The church where Confederate General Robert E. Lee attended during his time in Lexington will no longer bear his name, as of a vote Monday night by the vestry of R. E. Lee Memorial Episcopal Church -- or, Grace Episcopal Church, as it is now called. WMRA's Faith Pinho has the story.
The decision to change the church’s name comes in the wake of the white supremacist and southern heritage rally in Charlottesville last month. Several congregation members filling the church’s parish hall for the vestry meeting cited the Charlottesville events as their reason for supporting the name change.
A few in the audience opposed it, saying the church should not make any decisions that are reactionary. The judgment ultimately went to the vestry, who voted seven to five to change the name.
Keith Gibson, Executive Director of the Virginia Military Institute’s Museum System, voted on the vestry in favor of the change. He called himself Lee’s “greatest admirer” but said that the general himself would not have wanted the church named after him.
KEITH GIBSON: Our name might be an obstacle for those who wish to attend here. We’ve looked at many different options to that. … Now we can move forward and all worship in the church with a name that Robert E. Lee himself worshiped in.

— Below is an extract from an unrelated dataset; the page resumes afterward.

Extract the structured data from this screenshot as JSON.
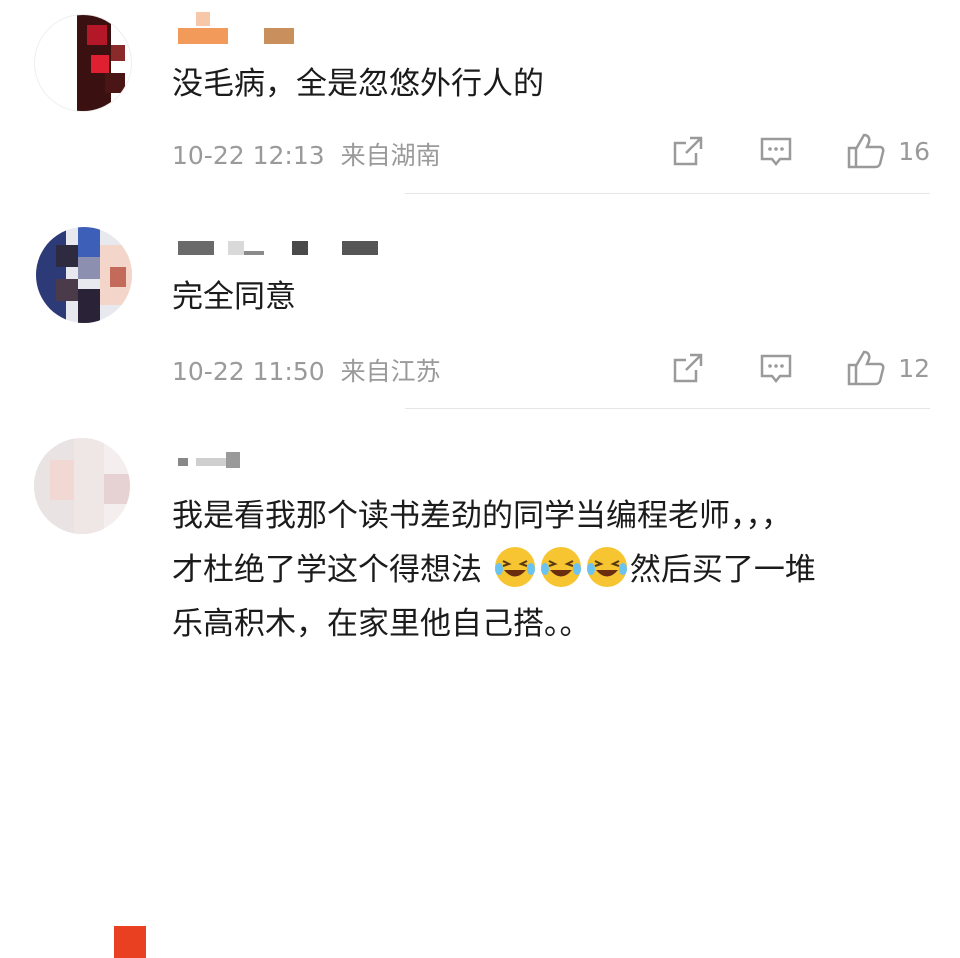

The new name harks back to what the church was called when Lee served as senior warden in the 1860s: Grace Church. The name was changed in honor of Lee 33 years after his death in 1870 -- and then again last night.

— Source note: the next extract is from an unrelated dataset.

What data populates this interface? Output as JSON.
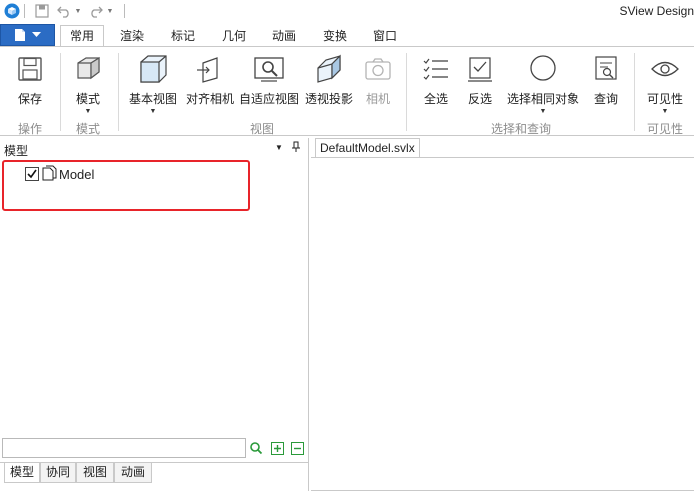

The first time the church voted on this issue was two years ago, following the white supremacist attack that killed nine people at an African Methodist Episcopal church in Charleston, South Carolina.
Anne Hansen, a member of the committee that wrote the resolution voted on yesterday, said the name change has been a topic of controversy ever since.
ANNE HANSEN: The whole thing came up as a result of the fallout the first time we went through the question of changing the name, and there was a lot of unhappiness in the parish and the feeling that that issue had really torn us apart.
According to Hansen, several people on both sides of the issue have left the parish in the last two years as a result.
HANSEN: I think initially when a lot of people moved on, it was clearly because of the name. And then there’s been a lot of people leaving just because of the rancor in the church.
Peter Fyfe, a long-time member of the congregation, said he wanted to keep the name -- but ultimately, just wanted to see the church get back to normal.
PETER FYFE: I just think this has been very, very disruptive. People have not behaved like good Christians. Love thy neighbor, you know. Politically, I’m liberal but on this, I actually don’t think it’s a good idea. I would not leave the church over it.
Part of the resolution that was approved last night included a clause that the church would do something else to honor Lee’s contribution to his parish, such as putting up a historical marker or renaming the basement parish hall.